● Problem description: Repeat the following entries verbatim, apart from the pictures.
※ ※ ※
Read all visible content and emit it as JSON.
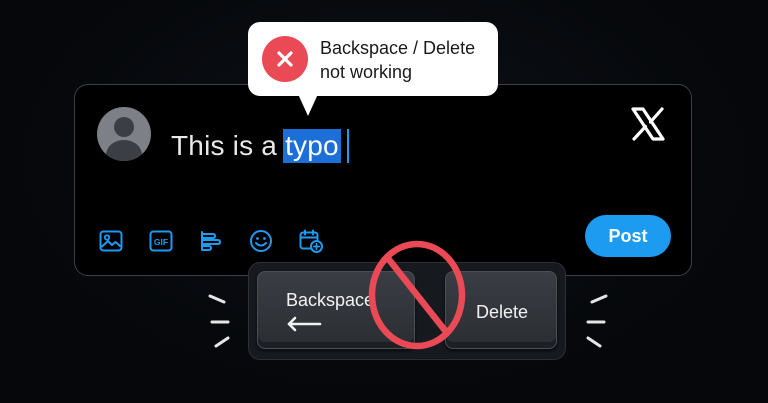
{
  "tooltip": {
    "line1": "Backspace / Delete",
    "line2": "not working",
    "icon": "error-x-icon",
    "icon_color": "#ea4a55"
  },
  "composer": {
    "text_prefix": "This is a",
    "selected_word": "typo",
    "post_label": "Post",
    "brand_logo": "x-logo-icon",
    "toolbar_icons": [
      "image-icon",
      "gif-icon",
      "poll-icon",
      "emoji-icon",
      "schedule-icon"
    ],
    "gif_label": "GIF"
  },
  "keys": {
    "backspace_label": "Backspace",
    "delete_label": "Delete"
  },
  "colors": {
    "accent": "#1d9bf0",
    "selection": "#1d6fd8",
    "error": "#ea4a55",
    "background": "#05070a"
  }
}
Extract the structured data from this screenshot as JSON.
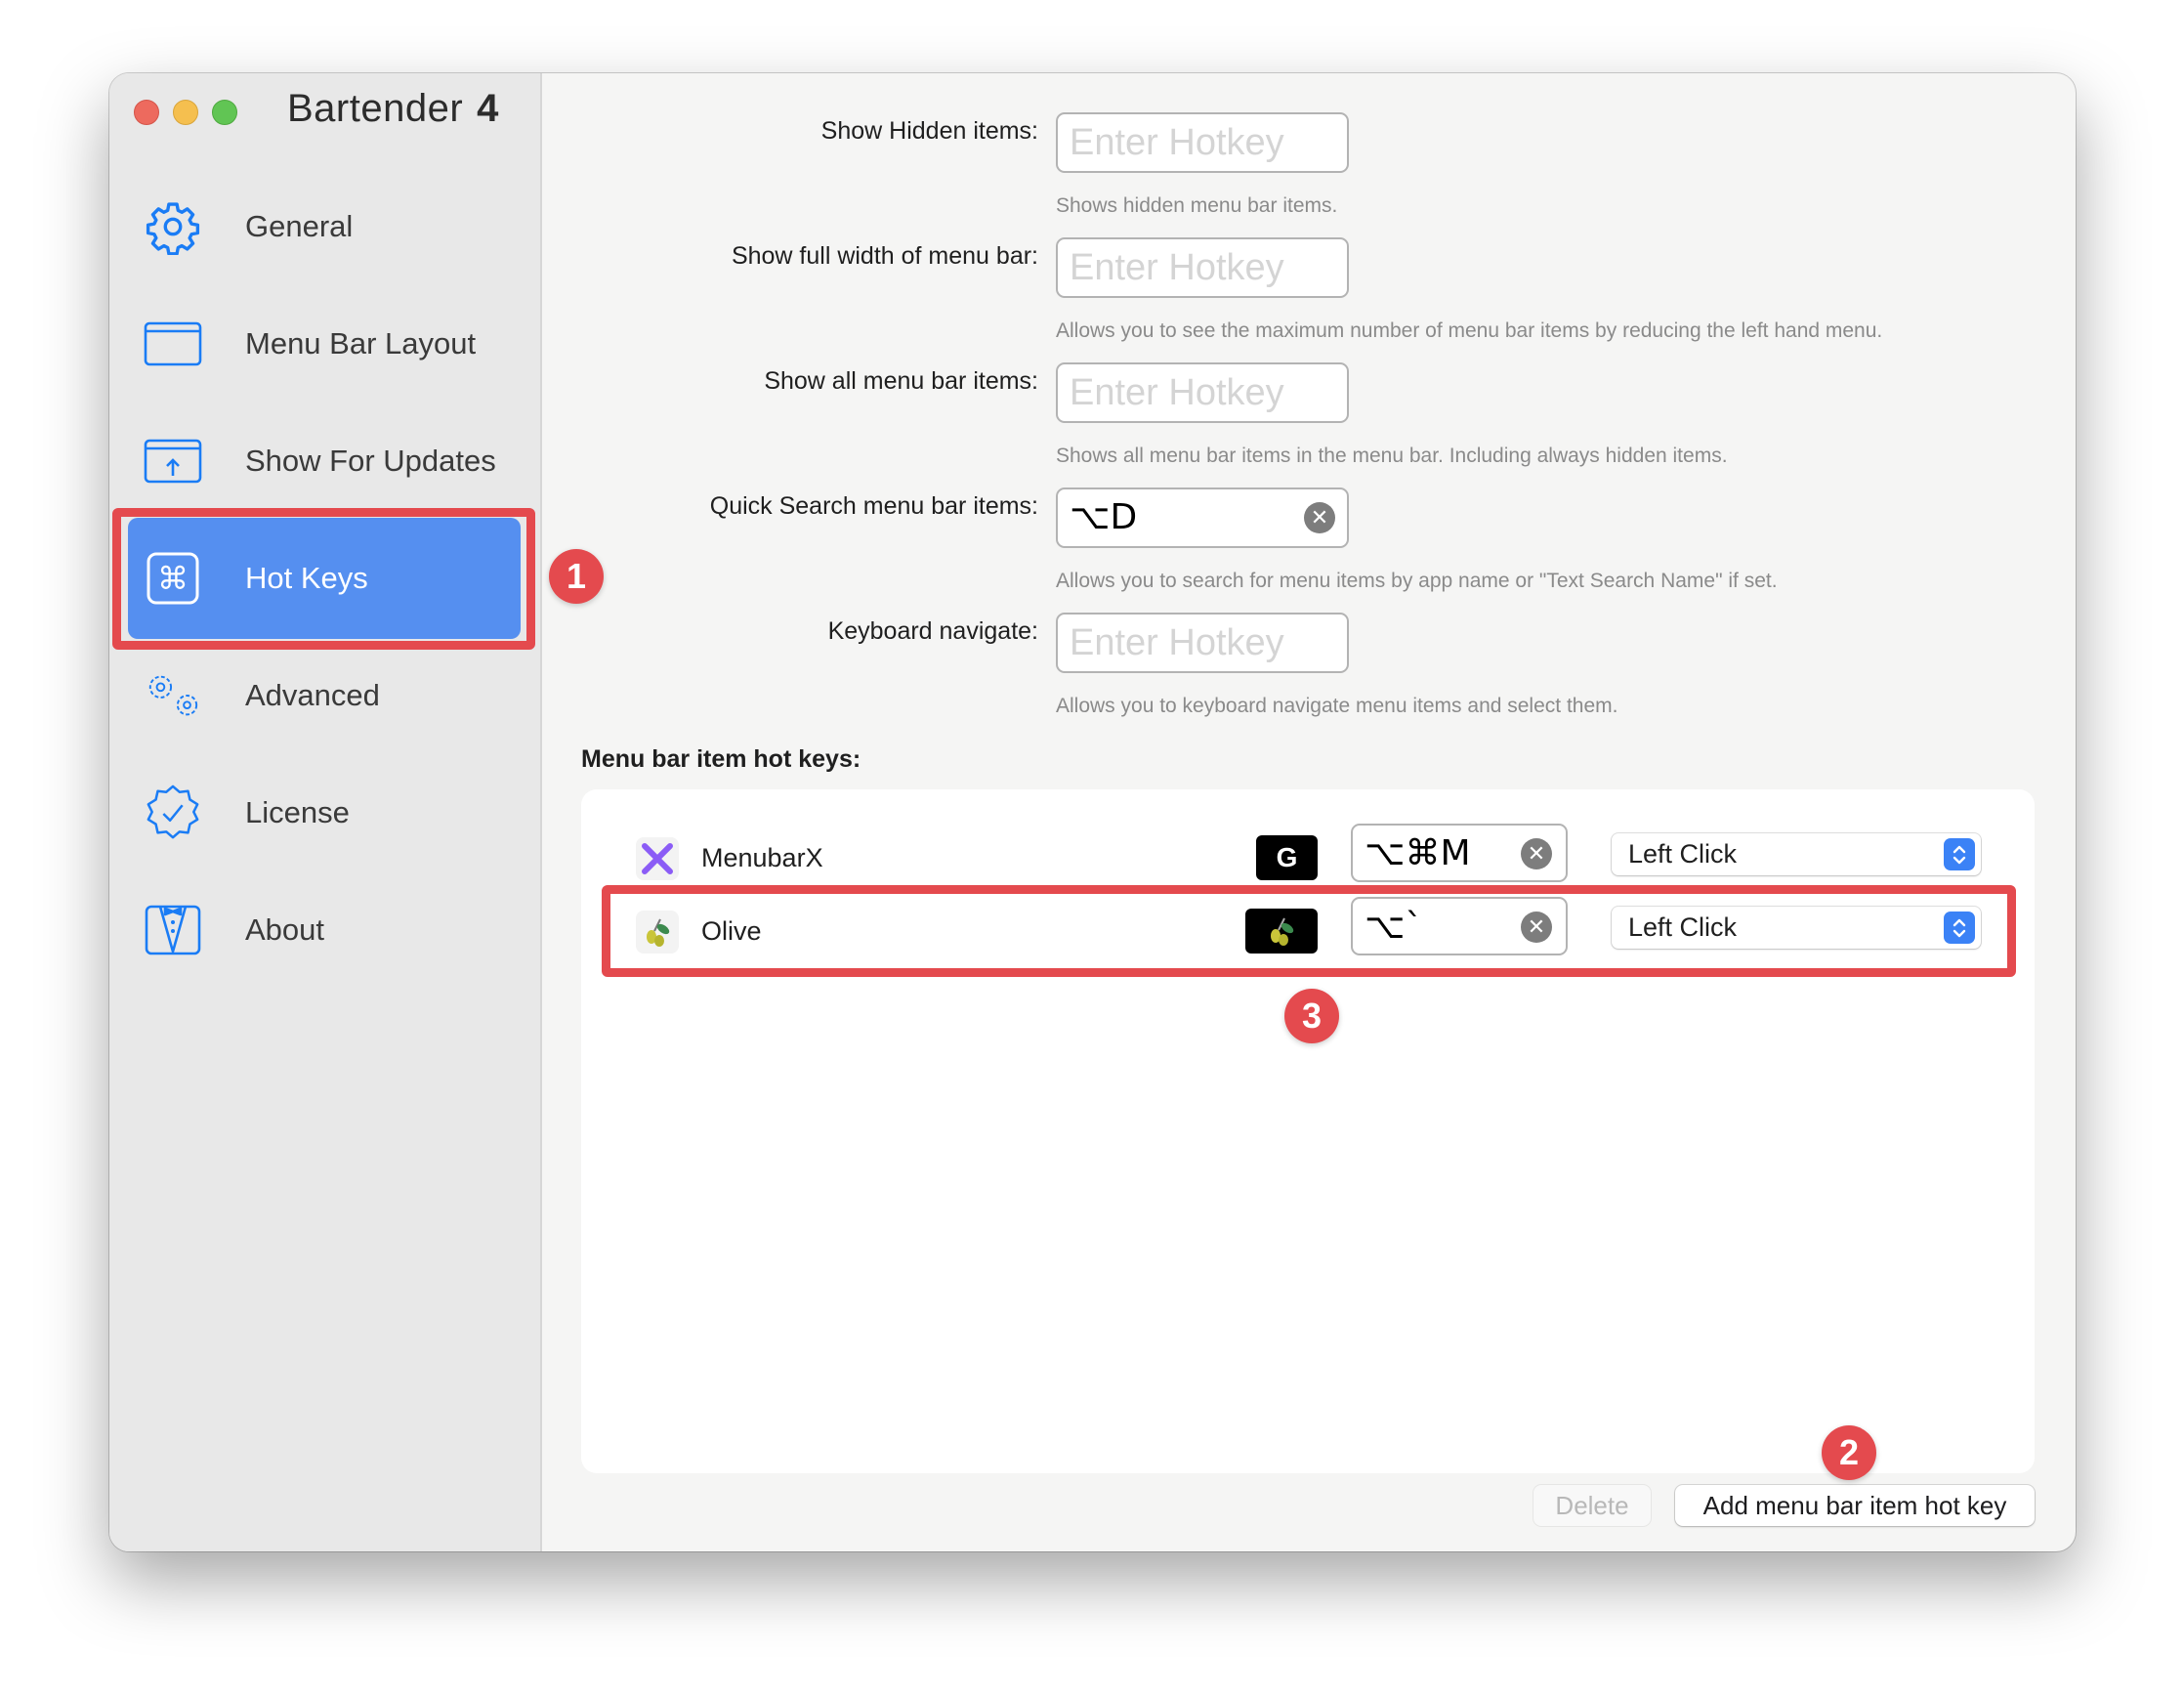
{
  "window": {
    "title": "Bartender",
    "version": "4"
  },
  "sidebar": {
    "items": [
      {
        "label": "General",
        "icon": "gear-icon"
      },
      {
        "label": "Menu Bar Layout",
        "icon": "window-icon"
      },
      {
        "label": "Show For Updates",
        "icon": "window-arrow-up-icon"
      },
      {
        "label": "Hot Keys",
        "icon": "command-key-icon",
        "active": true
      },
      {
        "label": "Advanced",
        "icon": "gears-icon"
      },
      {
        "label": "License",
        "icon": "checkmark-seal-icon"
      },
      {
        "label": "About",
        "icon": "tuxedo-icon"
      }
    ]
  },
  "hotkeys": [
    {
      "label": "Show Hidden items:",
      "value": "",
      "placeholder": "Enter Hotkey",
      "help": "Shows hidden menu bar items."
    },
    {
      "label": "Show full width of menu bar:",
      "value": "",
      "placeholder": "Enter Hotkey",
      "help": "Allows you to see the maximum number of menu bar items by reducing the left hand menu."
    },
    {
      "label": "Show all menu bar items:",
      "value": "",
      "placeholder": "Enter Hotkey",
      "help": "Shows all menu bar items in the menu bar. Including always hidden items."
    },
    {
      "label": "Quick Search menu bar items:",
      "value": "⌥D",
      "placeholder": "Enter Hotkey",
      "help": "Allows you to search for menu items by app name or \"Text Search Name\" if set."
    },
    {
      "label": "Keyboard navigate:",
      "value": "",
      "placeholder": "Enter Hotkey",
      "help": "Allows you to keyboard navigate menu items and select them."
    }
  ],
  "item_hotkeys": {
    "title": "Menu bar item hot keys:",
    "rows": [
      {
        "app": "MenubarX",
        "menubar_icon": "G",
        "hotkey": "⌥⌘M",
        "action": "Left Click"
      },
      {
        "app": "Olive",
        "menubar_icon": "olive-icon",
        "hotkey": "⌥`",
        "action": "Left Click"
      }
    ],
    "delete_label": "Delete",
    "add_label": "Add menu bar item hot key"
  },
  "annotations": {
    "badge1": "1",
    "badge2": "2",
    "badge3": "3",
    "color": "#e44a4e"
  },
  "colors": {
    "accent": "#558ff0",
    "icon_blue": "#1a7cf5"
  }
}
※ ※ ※
● Response area:
Read all visible content and emit it as JSON.
{
  "tooltip": {
    "line1": "Backspace / Delete",
    "line2": "not working",
    "icon": "error-x-icon",
    "icon_color": "#ea4a55"
  },
  "composer": {
    "text_prefix": "This is a",
    "selected_word": "typo",
    "post_label": "Post",
    "brand_logo": "x-logo-icon",
    "toolbar_icons": [
      "image-icon",
      "gif-icon",
      "poll-icon",
      "emoji-icon",
      "schedule-icon"
    ],
    "gif_label": "GIF"
  },
  "keys": {
    "backspace_label": "Backspace",
    "delete_label": "Delete"
  },
  "colors": {
    "accent": "#1d9bf0",
    "selection": "#1d6fd8",
    "error": "#ea4a55",
    "background": "#05070a"
  }
}
Extract the structured data from this screenshot as JSON.
{
  "window": {
    "title": "Bartender",
    "version": "4"
  },
  "sidebar": {
    "items": [
      {
        "label": "General",
        "icon": "gear-icon"
      },
      {
        "label": "Menu Bar Layout",
        "icon": "window-icon"
      },
      {
        "label": "Show For Updates",
        "icon": "window-arrow-up-icon"
      },
      {
        "label": "Hot Keys",
        "icon": "command-key-icon",
        "active": true
      },
      {
        "label": "Advanced",
        "icon": "gears-icon"
      },
      {
        "label": "License",
        "icon": "checkmark-seal-icon"
      },
      {
        "label": "About",
        "icon": "tuxedo-icon"
      }
    ]
  },
  "hotkeys": [
    {
      "label": "Show Hidden items:",
      "value": "",
      "placeholder": "Enter Hotkey",
      "help": "Shows hidden menu bar items."
    },
    {
      "label": "Show full width of menu bar:",
      "value": "",
      "placeholder": "Enter Hotkey",
      "help": "Allows you to see the maximum number of menu bar items by reducing the left hand menu."
    },
    {
      "label": "Show all menu bar items:",
      "value": "",
      "placeholder": "Enter Hotkey",
      "help": "Shows all menu bar items in the menu bar. Including always hidden items."
    },
    {
      "label": "Quick Search menu bar items:",
      "value": "⌥D",
      "placeholder": "Enter Hotkey",
      "help": "Allows you to search for menu items by app name or \"Text Search Name\" if set."
    },
    {
      "label": "Keyboard navigate:",
      "value": "",
      "placeholder": "Enter Hotkey",
      "help": "Allows you to keyboard navigate menu items and select them."
    }
  ],
  "item_hotkeys": {
    "title": "Menu bar item hot keys:",
    "rows": [
      {
        "app": "MenubarX",
        "menubar_icon": "G",
        "hotkey": "⌥⌘M",
        "action": "Left Click"
      },
      {
        "app": "Olive",
        "menubar_icon": "olive-icon",
        "hotkey": "⌥`",
        "action": "Left Click"
      }
    ],
    "delete_label": "Delete",
    "add_label": "Add menu bar item hot key"
  },
  "annotations": {
    "badge1": "1",
    "badge2": "2",
    "badge3": "3",
    "color": "#e44a4e"
  },
  "colors": {
    "accent": "#558ff0",
    "icon_blue": "#1a7cf5"
  }
}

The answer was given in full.